__Your objective__. Would you repeat the listing below exactly, with no pictures in it?

__Records provided__.
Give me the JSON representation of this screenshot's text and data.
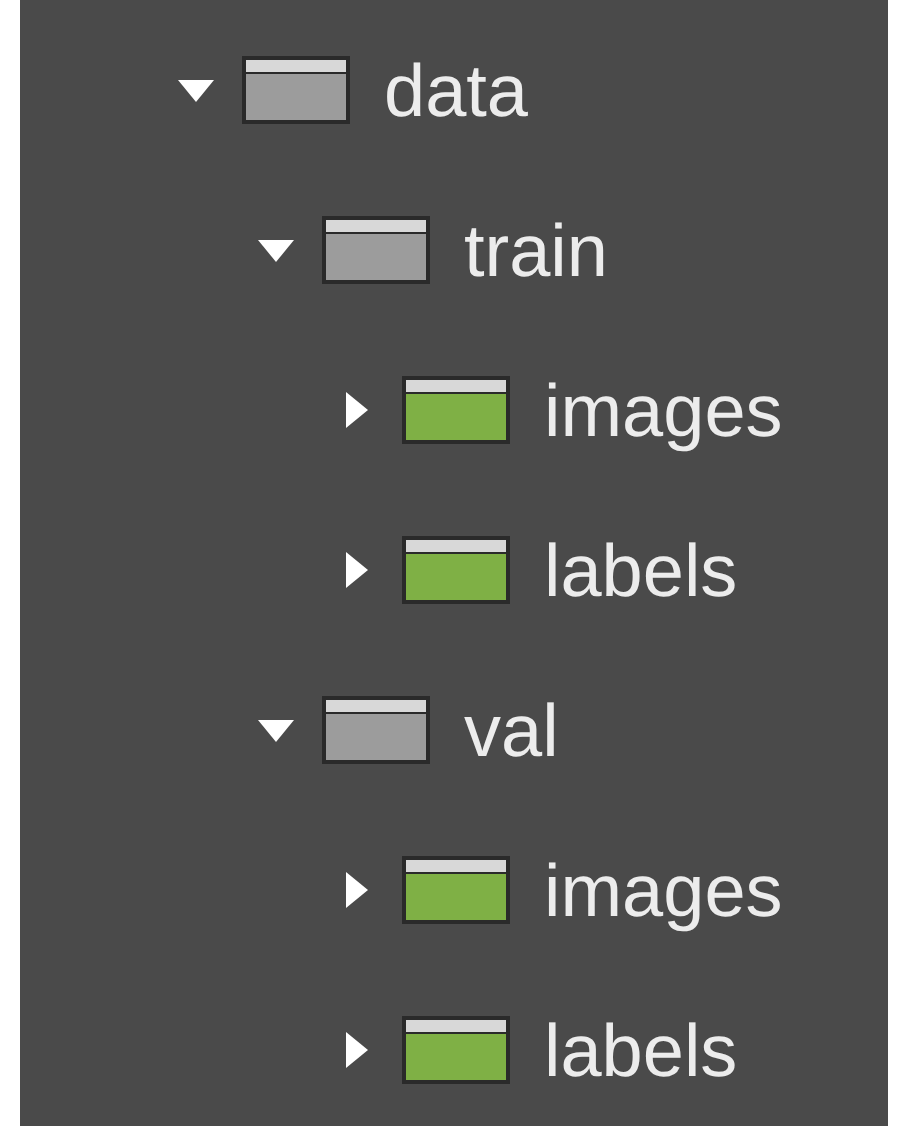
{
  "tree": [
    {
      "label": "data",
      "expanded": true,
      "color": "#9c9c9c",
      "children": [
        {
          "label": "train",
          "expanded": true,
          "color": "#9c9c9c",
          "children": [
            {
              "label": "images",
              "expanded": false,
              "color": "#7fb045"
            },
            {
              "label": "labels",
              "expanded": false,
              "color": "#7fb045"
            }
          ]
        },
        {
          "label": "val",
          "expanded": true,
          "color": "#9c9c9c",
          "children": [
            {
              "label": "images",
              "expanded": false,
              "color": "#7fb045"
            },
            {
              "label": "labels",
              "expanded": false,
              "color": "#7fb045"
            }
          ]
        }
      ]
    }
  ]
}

__Completed exercise__.
Give me the JSON representation of this screenshot's text and data.
{
  "tree": [
    {
      "label": "data",
      "expanded": true,
      "color": "#9c9c9c",
      "children": [
        {
          "label": "train",
          "expanded": true,
          "color": "#9c9c9c",
          "children": [
            {
              "label": "images",
              "expanded": false,
              "color": "#7fb045"
            },
            {
              "label": "labels",
              "expanded": false,
              "color": "#7fb045"
            }
          ]
        },
        {
          "label": "val",
          "expanded": true,
          "color": "#9c9c9c",
          "children": [
            {
              "label": "images",
              "expanded": false,
              "color": "#7fb045"
            },
            {
              "label": "labels",
              "expanded": false,
              "color": "#7fb045"
            }
          ]
        }
      ]
    }
  ]
}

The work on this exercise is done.